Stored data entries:
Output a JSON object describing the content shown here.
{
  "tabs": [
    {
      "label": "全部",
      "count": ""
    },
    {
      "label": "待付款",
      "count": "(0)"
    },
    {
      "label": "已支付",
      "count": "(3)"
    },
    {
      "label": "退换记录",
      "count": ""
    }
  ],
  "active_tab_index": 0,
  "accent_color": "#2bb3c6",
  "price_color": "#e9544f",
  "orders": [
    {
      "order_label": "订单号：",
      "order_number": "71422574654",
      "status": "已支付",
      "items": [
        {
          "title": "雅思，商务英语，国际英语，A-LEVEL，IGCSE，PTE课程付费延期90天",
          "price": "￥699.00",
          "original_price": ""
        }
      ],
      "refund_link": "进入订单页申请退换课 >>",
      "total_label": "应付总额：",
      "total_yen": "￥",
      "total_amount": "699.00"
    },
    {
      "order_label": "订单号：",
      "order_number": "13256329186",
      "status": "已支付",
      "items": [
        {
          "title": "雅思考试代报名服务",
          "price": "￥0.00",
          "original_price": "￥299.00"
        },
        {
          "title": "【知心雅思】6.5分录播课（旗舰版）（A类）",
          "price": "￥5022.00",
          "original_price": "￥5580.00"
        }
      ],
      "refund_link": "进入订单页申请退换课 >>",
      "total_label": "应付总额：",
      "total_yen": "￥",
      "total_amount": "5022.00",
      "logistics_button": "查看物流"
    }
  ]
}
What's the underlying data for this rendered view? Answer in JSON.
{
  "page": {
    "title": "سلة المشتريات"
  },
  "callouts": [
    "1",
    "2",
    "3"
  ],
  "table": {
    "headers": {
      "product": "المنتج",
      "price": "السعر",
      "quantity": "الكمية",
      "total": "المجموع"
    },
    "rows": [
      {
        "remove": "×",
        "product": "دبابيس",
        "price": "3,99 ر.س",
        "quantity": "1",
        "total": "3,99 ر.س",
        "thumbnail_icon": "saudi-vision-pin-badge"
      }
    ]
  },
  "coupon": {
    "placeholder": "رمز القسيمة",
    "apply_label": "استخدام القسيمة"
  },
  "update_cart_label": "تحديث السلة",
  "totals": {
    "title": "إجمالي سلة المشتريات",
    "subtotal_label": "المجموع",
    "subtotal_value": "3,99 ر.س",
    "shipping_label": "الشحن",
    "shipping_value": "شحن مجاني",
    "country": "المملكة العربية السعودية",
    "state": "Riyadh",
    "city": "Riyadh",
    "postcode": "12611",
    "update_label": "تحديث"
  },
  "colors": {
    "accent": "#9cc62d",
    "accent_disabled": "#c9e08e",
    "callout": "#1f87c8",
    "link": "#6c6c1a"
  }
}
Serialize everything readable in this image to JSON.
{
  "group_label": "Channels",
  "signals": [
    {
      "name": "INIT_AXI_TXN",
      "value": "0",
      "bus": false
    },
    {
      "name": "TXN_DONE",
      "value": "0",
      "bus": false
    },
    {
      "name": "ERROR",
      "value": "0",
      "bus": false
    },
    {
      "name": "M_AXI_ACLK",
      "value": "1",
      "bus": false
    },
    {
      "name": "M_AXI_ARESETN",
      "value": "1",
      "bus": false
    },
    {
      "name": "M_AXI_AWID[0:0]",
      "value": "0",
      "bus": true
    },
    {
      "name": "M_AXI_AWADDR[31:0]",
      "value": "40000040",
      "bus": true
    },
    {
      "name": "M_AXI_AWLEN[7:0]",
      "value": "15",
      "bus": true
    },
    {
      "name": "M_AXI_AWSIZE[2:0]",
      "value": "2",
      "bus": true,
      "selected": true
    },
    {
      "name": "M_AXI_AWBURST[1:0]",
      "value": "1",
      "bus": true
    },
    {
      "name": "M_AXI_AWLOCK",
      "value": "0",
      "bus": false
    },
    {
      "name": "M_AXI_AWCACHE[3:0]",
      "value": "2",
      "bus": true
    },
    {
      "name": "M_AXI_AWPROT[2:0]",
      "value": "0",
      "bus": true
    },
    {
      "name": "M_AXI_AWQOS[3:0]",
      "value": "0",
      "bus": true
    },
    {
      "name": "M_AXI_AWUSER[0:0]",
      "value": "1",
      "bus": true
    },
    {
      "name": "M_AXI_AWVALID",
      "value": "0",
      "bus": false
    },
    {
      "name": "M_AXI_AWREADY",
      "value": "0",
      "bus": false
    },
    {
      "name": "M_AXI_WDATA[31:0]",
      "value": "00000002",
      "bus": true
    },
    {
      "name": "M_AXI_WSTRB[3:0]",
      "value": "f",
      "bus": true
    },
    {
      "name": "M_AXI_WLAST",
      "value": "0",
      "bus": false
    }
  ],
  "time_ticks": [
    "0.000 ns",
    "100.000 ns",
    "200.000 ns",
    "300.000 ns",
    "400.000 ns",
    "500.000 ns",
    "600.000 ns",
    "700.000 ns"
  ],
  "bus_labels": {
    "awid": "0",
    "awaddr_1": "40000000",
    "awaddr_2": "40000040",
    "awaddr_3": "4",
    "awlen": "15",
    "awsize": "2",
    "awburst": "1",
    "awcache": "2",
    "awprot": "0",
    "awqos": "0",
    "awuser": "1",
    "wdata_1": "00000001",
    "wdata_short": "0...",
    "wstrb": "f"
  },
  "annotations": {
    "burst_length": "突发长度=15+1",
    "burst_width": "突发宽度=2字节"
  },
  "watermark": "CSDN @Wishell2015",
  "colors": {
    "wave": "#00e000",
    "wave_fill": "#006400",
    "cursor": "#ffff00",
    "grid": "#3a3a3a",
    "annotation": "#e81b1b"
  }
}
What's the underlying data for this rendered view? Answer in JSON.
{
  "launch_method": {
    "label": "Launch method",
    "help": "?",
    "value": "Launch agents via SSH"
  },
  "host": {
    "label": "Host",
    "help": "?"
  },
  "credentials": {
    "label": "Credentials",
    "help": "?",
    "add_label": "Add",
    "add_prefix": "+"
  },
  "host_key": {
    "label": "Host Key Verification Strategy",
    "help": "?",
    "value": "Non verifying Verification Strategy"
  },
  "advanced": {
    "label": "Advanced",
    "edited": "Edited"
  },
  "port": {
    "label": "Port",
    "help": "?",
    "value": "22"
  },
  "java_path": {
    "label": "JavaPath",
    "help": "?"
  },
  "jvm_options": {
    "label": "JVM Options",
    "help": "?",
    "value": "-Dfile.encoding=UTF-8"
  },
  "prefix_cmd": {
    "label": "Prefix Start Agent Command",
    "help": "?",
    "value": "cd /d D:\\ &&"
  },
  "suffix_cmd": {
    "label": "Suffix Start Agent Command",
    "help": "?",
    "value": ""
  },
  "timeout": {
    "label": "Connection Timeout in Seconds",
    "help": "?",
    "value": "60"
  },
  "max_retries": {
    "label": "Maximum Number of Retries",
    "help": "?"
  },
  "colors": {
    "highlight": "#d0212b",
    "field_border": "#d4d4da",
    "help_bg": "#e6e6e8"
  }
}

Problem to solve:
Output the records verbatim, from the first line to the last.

Output for this exercise:
Output a JSON object describing the content shown here.
{
  "tabs": [
    {
      "label": "全部",
      "count": ""
    },
    {
      "label": "待付款",
      "count": "(0)"
    },
    {
      "label": "已支付",
      "count": "(3)"
    },
    {
      "label": "退换记录",
      "count": ""
    }
  ],
  "active_tab_index": 0,
  "accent_color": "#2bb3c6",
  "price_color": "#e9544f",
  "orders": [
    {
      "order_label": "订单号：",
      "order_number": "71422574654",
      "status": "已支付",
      "items": [
        {
          "title": "雅思，商务英语，国际英语，A-LEVEL，IGCSE，PTE课程付费延期90天",
          "price": "￥699.00",
          "original_price": ""
        }
      ],
      "refund_link": "进入订单页申请退换课 >>",
      "total_label": "应付总额：",
      "total_yen": "￥",
      "total_amount": "699.00"
    },
    {
      "order_label": "订单号：",
      "order_number": "13256329186",
      "status": "已支付",
      "items": [
        {
          "title": "雅思考试代报名服务",
          "price": "￥0.00",
          "original_price": "￥299.00"
        },
        {
          "title": "【知心雅思】6.5分录播课（旗舰版）（A类）",
          "price": "￥5022.00",
          "original_price": "￥5580.00"
        }
      ],
      "refund_link": "进入订单页申请退换课 >>",
      "total_label": "应付总额：",
      "total_yen": "￥",
      "total_amount": "5022.00",
      "logistics_button": "查看物流"
    }
  ]
}
What's the underlying data for this rendered view? Answer in JSON.
{
  "page": {
    "title": "سلة المشتريات"
  },
  "callouts": [
    "1",
    "2",
    "3"
  ],
  "table": {
    "headers": {
      "product": "المنتج",
      "price": "السعر",
      "quantity": "الكمية",
      "total": "المجموع"
    },
    "rows": [
      {
        "remove": "×",
        "product": "دبابيس",
        "price": "3,99 ر.س",
        "quantity": "1",
        "total": "3,99 ر.س",
        "thumbnail_icon": "saudi-vision-pin-badge"
      }
    ]
  },
  "coupon": {
    "placeholder": "رمز القسيمة",
    "apply_label": "استخدام القسيمة"
  },
  "update_cart_label": "تحديث السلة",
  "totals": {
    "title": "إجمالي سلة المشتريات",
    "subtotal_label": "المجموع",
    "subtotal_value": "3,99 ر.س",
    "shipping_label": "الشحن",
    "shipping_value": "شحن مجاني",
    "country": "المملكة العربية السعودية",
    "state": "Riyadh",
    "city": "Riyadh",
    "postcode": "12611",
    "update_label": "تحديث"
  },
  "colors": {
    "accent": "#9cc62d",
    "accent_disabled": "#c9e08e",
    "callout": "#1f87c8",
    "link": "#6c6c1a"
  }
}
Serialize everything readable in this image to JSON.
{
  "group_label": "Channels",
  "signals": [
    {
      "name": "INIT_AXI_TXN",
      "value": "0",
      "bus": false
    },
    {
      "name": "TXN_DONE",
      "value": "0",
      "bus": false
    },
    {
      "name": "ERROR",
      "value": "0",
      "bus": false
    },
    {
      "name": "M_AXI_ACLK",
      "value": "1",
      "bus": false
    },
    {
      "name": "M_AXI_ARESETN",
      "value": "1",
      "bus": false
    },
    {
      "name": "M_AXI_AWID[0:0]",
      "value": "0",
      "bus": true
    },
    {
      "name": "M_AXI_AWADDR[31:0]",
      "value": "40000040",
      "bus": true
    },
    {
      "name": "M_AXI_AWLEN[7:0]",
      "value": "15",
      "bus": true
    },
    {
      "name": "M_AXI_AWSIZE[2:0]",
      "value": "2",
      "bus": true,
      "selected": true
    },
    {
      "name": "M_AXI_AWBURST[1:0]",
      "value": "1",
      "bus": true
    },
    {
      "name": "M_AXI_AWLOCK",
      "value": "0",
      "bus": false
    },
    {
      "name": "M_AXI_AWCACHE[3:0]",
      "value": "2",
      "bus": true
    },
    {
      "name": "M_AXI_AWPROT[2:0]",
      "value": "0",
      "bus": true
    },
    {
      "name": "M_AXI_AWQOS[3:0]",
      "value": "0",
      "bus": true
    },
    {
      "name": "M_AXI_AWUSER[0:0]",
      "value": "1",
      "bus": true
    },
    {
      "name": "M_AXI_AWVALID",
      "value": "0",
      "bus": false
    },
    {
      "name": "M_AXI_AWREADY",
      "value": "0",
      "bus": false
    },
    {
      "name": "M_AXI_WDATA[31:0]",
      "value": "00000002",
      "bus": true
    },
    {
      "name": "M_AXI_WSTRB[3:0]",
      "value": "f",
      "bus": true
    },
    {
      "name": "M_AXI_WLAST",
      "value": "0",
      "bus": false
    }
  ],
  "time_ticks": [
    "0.000 ns",
    "100.000 ns",
    "200.000 ns",
    "300.000 ns",
    "400.000 ns",
    "500.000 ns",
    "600.000 ns",
    "700.000 ns"
  ],
  "bus_labels": {
    "awid": "0",
    "awaddr_1": "40000000",
    "awaddr_2": "40000040",
    "awaddr_3": "4",
    "awlen": "15",
    "awsize": "2",
    "awburst": "1",
    "awcache": "2",
    "awprot": "0",
    "awqos": "0",
    "awuser": "1",
    "wdata_1": "00000001",
    "wdata_short": "0...",
    "wstrb": "f"
  },
  "annotations": {
    "burst_length": "突发长度=15+1",
    "burst_width": "突发宽度=2字节"
  },
  "watermark": "CSDN @Wishell2015",
  "colors": {
    "wave": "#00e000",
    "wave_fill": "#006400",
    "cursor": "#ffff00",
    "grid": "#3a3a3a",
    "annotation": "#e81b1b"
  }
}
What's the underlying data for this rendered view? Answer in JSON.
{
  "launch_method": {
    "label": "Launch method",
    "help": "?",
    "value": "Launch agents via SSH"
  },
  "host": {
    "label": "Host",
    "help": "?"
  },
  "credentials": {
    "label": "Credentials",
    "help": "?",
    "add_label": "Add",
    "add_prefix": "+"
  },
  "host_key": {
    "label": "Host Key Verification Strategy",
    "help": "?",
    "value": "Non verifying Verification Strategy"
  },
  "advanced": {
    "label": "Advanced",
    "edited": "Edited"
  },
  "port": {
    "label": "Port",
    "help": "?",
    "value": "22"
  },
  "java_path": {
    "label": "JavaPath",
    "help": "?"
  },
  "jvm_options": {
    "label": "JVM Options",
    "help": "?",
    "value": "-Dfile.encoding=UTF-8"
  },
  "prefix_cmd": {
    "label": "Prefix Start Agent Command",
    "help": "?",
    "value": "cd /d D:\\ &&"
  },
  "suffix_cmd": {
    "label": "Suffix Start Agent Command",
    "help": "?",
    "value": ""
  },
  "timeout": {
    "label": "Connection Timeout in Seconds",
    "help": "?",
    "value": "60"
  },
  "max_retries": {
    "label": "Maximum Number of Retries",
    "help": "?"
  },
  "colors": {
    "highlight": "#d0212b",
    "field_border": "#d4d4da",
    "help_bg": "#e6e6e8"
  }
}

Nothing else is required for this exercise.